Few things in creation are as terrifying as a tornado. A list of weather statistics can never conjure the humid yellow sky and the heavy feeling that something is coming.
My mother and I were in a car when we saw the thunderclouds, and she gave a little cry when the huge funnel cloud slowly snaked out of the sky. We raced down the road while I cowered, watching the storm relentlessly bear down on us.
Within minutes we were safely in a storm cellar, yet the memory of that huge gray swirl of winds, roaring and chasing us down the road still lingers.
Source: NOAA 
When we read the reports of last week's tornadoes, I always visualize it through the eyes of my childhood memory. Tornadoes are the monsters of the weather world.
This past week, they rampaged through 14 states and killed 39 Americans.
As a weather woman, I can tell you why this outbreak happened. We are at the tail end of a strong La Niña, making the jet stream volatile. This allowed cold air to plunge deep into the South, where it crashed into the warm moist air from the Gulf of Mexico. The Gulf is warmer than it usually is, this time of year, so the atmosphere was unusually moist. The result was explosive, generating deadly tornadoes from Oklahoma through North Carolina.
The Gulf will continue to grow warmer. The La Niña and its impact on the jet stream will linger for another month. And May, not April, is the busiest month for tornadoes.
Times of year when tornadoes are more common – shown as tornadoes per million square miles per state. Source: NOAA 
As a professional, I can dryly state that we can expect hundreds more tornadoes this year. As a former child, I can warn you that they can be monsters. If you live in “Tornado Alley”– be careful out there.
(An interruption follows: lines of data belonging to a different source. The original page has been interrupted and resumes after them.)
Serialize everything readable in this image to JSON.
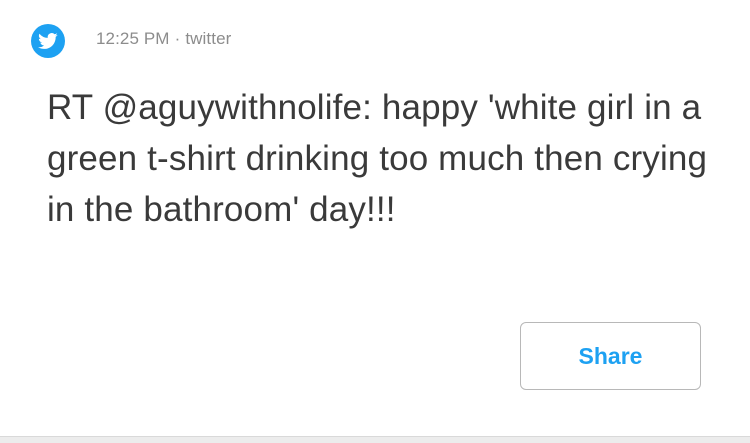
{
  "tweet": {
    "time": "12:25 PM",
    "separator": "·",
    "source": "twitter",
    "text": "RT @aguywithnolife: happy 'white girl in a green t-shirt drinking too much then crying in the bathroom' day!!!"
  },
  "actions": {
    "share_label": "Share"
  },
  "icons": {
    "source_icon": "twitter-bird-icon"
  },
  "colors": {
    "accent": "#1da1f2",
    "text": "#3a3a3a",
    "meta": "#8c8c8c",
    "button_border": "#b8b8b8"
  }
}
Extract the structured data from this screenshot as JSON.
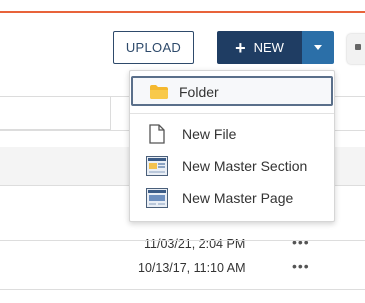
{
  "toolbar": {
    "upload_label": "UPLOAD",
    "new_label": "NEW",
    "new_plus_glyph": "+",
    "accent_color": "#e8633a",
    "primary_color": "#1f3d63",
    "toggle_color": "#2b6fa8"
  },
  "new_menu": {
    "items": [
      {
        "label": "Folder",
        "icon": "folder-icon",
        "active": true
      },
      {
        "label": "New File",
        "icon": "file-icon",
        "active": false
      },
      {
        "label": "New Master Section",
        "icon": "master-section-icon",
        "active": false
      },
      {
        "label": "New Master Page",
        "icon": "master-page-icon",
        "active": false
      }
    ]
  },
  "table": {
    "rows": [
      {
        "date": "11/03/21, 2:04 PM",
        "more": "•••"
      },
      {
        "date": "10/13/17, 11:10 AM",
        "more": "•••"
      }
    ]
  }
}
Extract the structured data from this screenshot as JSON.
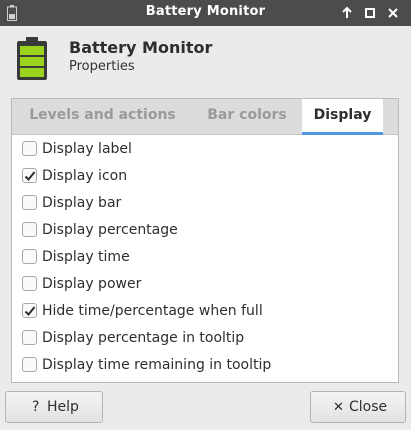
{
  "window": {
    "title": "Battery Monitor"
  },
  "header": {
    "title": "Battery Monitor",
    "subtitle": "Properties"
  },
  "tabs": [
    {
      "label": "Levels and actions",
      "active": false
    },
    {
      "label": "Bar colors",
      "active": false
    },
    {
      "label": "Display",
      "active": true
    }
  ],
  "options": [
    {
      "label": "Display label",
      "checked": false
    },
    {
      "label": "Display icon",
      "checked": true
    },
    {
      "label": "Display bar",
      "checked": false
    },
    {
      "label": "Display percentage",
      "checked": false
    },
    {
      "label": "Display time",
      "checked": false
    },
    {
      "label": "Display power",
      "checked": false
    },
    {
      "label": "Hide time/percentage when full",
      "checked": true
    },
    {
      "label": "Display percentage in tooltip",
      "checked": false
    },
    {
      "label": "Display time remaining in tooltip",
      "checked": false
    }
  ],
  "buttons": {
    "help_label": "Help",
    "help_glyph": "?",
    "close_label": "Close",
    "close_glyph": "✕"
  },
  "colors": {
    "titlebar": "#4c4c4c",
    "accent": "#5294e2",
    "battery_green": "#9bd41f"
  },
  "icons": {
    "app": "battery-icon",
    "header": "battery-icon",
    "window_controls": [
      "maximize-up-icon",
      "restore-icon",
      "close-icon"
    ]
  }
}
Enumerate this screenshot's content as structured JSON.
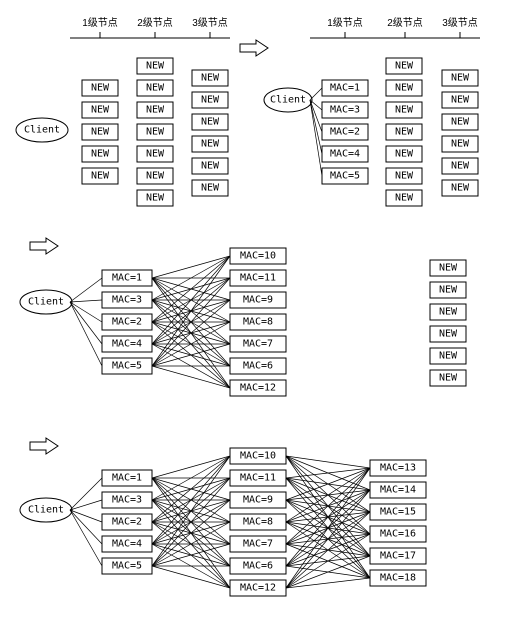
{
  "labels": {
    "tier1": "1级节点",
    "tier2": "2级节点",
    "tier3": "3级节点",
    "client": "Client",
    "new": "NEW"
  },
  "chart_data": [
    {
      "type": "diagram",
      "stage": 1,
      "client": true,
      "arrow_after": true,
      "tiers": [
        {
          "label": "1级节点",
          "nodes": [
            "NEW",
            "NEW",
            "NEW",
            "NEW",
            "NEW"
          ]
        },
        {
          "label": "2级节点",
          "nodes": [
            "NEW",
            "NEW",
            "NEW",
            "NEW",
            "NEW",
            "NEW",
            "NEW"
          ]
        },
        {
          "label": "3级节点",
          "nodes": [
            "NEW",
            "NEW",
            "NEW",
            "NEW",
            "NEW",
            "NEW"
          ]
        }
      ],
      "connections": []
    },
    {
      "type": "diagram",
      "stage": 2,
      "client": true,
      "tiers": [
        {
          "label": "1级节点",
          "nodes": [
            "MAC=1",
            "MAC=3",
            "MAC=2",
            "MAC=4",
            "MAC=5"
          ]
        },
        {
          "label": "2级节点",
          "nodes": [
            "NEW",
            "NEW",
            "NEW",
            "NEW",
            "NEW",
            "NEW",
            "NEW"
          ]
        },
        {
          "label": "3级节点",
          "nodes": [
            "NEW",
            "NEW",
            "NEW",
            "NEW",
            "NEW",
            "NEW"
          ]
        }
      ],
      "connections": {
        "client_to_t1": "all"
      }
    },
    {
      "type": "diagram",
      "stage": 3,
      "client": true,
      "arrow_before": true,
      "tiers": [
        {
          "label": "1级节点",
          "nodes": [
            "MAC=1",
            "MAC=3",
            "MAC=2",
            "MAC=4",
            "MAC=5"
          ]
        },
        {
          "label": "2级节点",
          "nodes": [
            "MAC=10",
            "MAC=11",
            "MAC=9",
            "MAC=8",
            "MAC=7",
            "MAC=6",
            "MAC=12"
          ]
        },
        {
          "label": "3级节点",
          "nodes": [
            "NEW",
            "NEW",
            "NEW",
            "NEW",
            "NEW",
            "NEW"
          ]
        }
      ],
      "connections": {
        "client_to_t1": "all",
        "t1_to_t2": "full"
      }
    },
    {
      "type": "diagram",
      "stage": 4,
      "client": true,
      "arrow_before": true,
      "tiers": [
        {
          "label": "1级节点",
          "nodes": [
            "MAC=1",
            "MAC=3",
            "MAC=2",
            "MAC=4",
            "MAC=5"
          ]
        },
        {
          "label": "2级节点",
          "nodes": [
            "MAC=10",
            "MAC=11",
            "MAC=9",
            "MAC=8",
            "MAC=7",
            "MAC=6",
            "MAC=12"
          ]
        },
        {
          "label": "3级节点",
          "nodes": [
            "MAC=13",
            "MAC=14",
            "MAC=15",
            "MAC=16",
            "MAC=17",
            "MAC=18"
          ]
        }
      ],
      "connections": {
        "client_to_t1": "all",
        "t1_to_t2": "full",
        "t2_to_t3": "full"
      }
    }
  ]
}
Evelyn Browning Garriss, historical climatologist, blogger, writer for The Old Farmer's Almanac, and editor of The Browning Newsletter , has advised farmers, businesses, and investors worldwide on upcoming climate events and their economic and social impact for the past 21 years.